Plain English Guide to the Information Security Policy
RIT has issued an Information Security Policy. The Policy provides the strategic direction needed to implement appropriate information safeguards for RIT information and the Institute network. This Plain English Guide provides explanation and illustration of the Policy and is provided as an aid to help you understand and implement the requirements of the Policy. The Policy itself is authoritative. The policy is effective immediately.
Why did RIT issue the policy?
The Policy authorizes RIT to take reasonable measures to protect RIT information and computing assets in an age... ...
This section provides information about all the software and instruction necessary to comply with the Desktop and Portable Computer Standard.

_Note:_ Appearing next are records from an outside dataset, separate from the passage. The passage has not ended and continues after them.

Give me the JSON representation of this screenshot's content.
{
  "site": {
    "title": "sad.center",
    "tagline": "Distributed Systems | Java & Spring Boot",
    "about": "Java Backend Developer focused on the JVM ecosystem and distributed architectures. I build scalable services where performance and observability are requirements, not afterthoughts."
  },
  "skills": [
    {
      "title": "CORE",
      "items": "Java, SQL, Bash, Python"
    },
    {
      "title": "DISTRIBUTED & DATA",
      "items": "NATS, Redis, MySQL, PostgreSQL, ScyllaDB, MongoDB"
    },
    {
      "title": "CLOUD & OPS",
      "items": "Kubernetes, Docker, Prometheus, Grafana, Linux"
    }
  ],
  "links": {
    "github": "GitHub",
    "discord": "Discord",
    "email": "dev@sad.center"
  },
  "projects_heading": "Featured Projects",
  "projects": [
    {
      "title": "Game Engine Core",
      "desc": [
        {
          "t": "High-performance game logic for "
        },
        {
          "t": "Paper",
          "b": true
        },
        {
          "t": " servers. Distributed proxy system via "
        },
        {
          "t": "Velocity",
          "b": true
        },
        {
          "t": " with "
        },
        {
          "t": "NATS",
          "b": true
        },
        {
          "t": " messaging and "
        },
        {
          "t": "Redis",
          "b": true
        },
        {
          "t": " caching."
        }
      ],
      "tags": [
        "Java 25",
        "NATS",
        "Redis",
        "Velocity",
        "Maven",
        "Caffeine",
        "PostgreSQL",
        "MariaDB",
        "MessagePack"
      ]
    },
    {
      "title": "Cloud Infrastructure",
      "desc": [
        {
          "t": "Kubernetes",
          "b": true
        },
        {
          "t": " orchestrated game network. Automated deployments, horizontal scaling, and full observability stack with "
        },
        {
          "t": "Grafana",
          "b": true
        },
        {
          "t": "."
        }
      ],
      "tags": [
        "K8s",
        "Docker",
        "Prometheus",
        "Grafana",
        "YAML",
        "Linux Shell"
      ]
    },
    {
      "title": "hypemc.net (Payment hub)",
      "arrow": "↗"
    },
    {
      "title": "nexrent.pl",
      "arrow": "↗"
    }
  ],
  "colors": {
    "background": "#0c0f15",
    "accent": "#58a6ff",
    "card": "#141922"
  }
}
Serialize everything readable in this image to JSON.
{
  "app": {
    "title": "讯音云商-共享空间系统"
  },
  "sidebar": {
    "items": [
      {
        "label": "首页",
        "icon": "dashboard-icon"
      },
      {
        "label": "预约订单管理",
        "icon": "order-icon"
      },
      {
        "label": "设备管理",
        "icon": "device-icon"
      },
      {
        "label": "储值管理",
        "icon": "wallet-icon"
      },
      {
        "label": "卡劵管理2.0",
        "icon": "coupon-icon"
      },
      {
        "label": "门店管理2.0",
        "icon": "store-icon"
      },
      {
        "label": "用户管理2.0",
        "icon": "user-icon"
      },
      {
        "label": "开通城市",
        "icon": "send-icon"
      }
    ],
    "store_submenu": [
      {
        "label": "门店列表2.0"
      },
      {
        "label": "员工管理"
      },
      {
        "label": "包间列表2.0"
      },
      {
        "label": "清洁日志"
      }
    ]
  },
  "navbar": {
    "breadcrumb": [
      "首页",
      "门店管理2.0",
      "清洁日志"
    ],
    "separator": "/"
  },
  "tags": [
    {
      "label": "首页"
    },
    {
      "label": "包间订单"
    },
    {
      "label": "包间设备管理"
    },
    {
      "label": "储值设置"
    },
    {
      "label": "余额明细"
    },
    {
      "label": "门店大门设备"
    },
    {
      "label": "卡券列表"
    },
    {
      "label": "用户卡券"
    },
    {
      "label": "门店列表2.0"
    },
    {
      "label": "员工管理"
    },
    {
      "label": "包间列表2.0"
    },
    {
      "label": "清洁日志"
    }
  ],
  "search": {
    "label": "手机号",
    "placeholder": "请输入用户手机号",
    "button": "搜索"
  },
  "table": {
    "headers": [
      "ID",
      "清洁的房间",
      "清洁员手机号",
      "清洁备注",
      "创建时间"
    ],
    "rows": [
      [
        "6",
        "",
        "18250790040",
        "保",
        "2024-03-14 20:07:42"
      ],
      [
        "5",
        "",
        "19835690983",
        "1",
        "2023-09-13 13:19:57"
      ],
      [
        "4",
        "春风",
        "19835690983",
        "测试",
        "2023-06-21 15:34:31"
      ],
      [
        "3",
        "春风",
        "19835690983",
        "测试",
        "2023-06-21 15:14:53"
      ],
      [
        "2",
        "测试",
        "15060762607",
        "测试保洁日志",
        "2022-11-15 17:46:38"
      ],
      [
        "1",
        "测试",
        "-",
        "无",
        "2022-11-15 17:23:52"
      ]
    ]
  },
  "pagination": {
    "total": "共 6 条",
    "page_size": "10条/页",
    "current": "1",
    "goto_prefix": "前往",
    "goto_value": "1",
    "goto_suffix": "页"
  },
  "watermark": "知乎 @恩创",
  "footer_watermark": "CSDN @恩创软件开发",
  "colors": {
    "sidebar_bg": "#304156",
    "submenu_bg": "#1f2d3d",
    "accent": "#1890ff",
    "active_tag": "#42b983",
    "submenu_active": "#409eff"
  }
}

The software on this page is intended for use by students, faculty, and staff at RIT. Inexperienced/non-technical users may want to check out our Digital Self Defense 101 Workshop, which explains the dangers of the Internet and RIT security requirements in greater detail.
Note: You do not have to use the specific software listed on this page. However,... ...
Mobile devices are not always designed with security in mind and, as a result, are not as secure as most computers.
There are a number of ways in which information on a mobile device may be breached: theft of the device, attacks on your service provider, wireless hijacking or "sniffing", and unauthorized access. Because mobile devices may be more easily stolen or compromised, users of these devices must take precautions when using them to store or access Private or Confidential information.
Several RIT Security Standards refer to ISO-approved encryption. ISO-approved encryption is divided into two categories: Preferred and Acceptable. Preferred encryption methods were chosen based on standard industry usage and their ability to support RIT business processes. RIT's current product is McAfee FDE.
Institute policies are created and approved through a shared governance process. A further description of this process can be found on the Academic Senate, Staff Council and Student Government websites.
Standards Creation and Approval
In 2005, the RIT shared governance organizations approved the Information Security Policy which vested the Information Security Office with the role of leading the RIT community in the creation, approval and implementation of Information Security Standards.
Core Teams composed of subject matter experts meet to create draft standards that are supportable and comprehensive.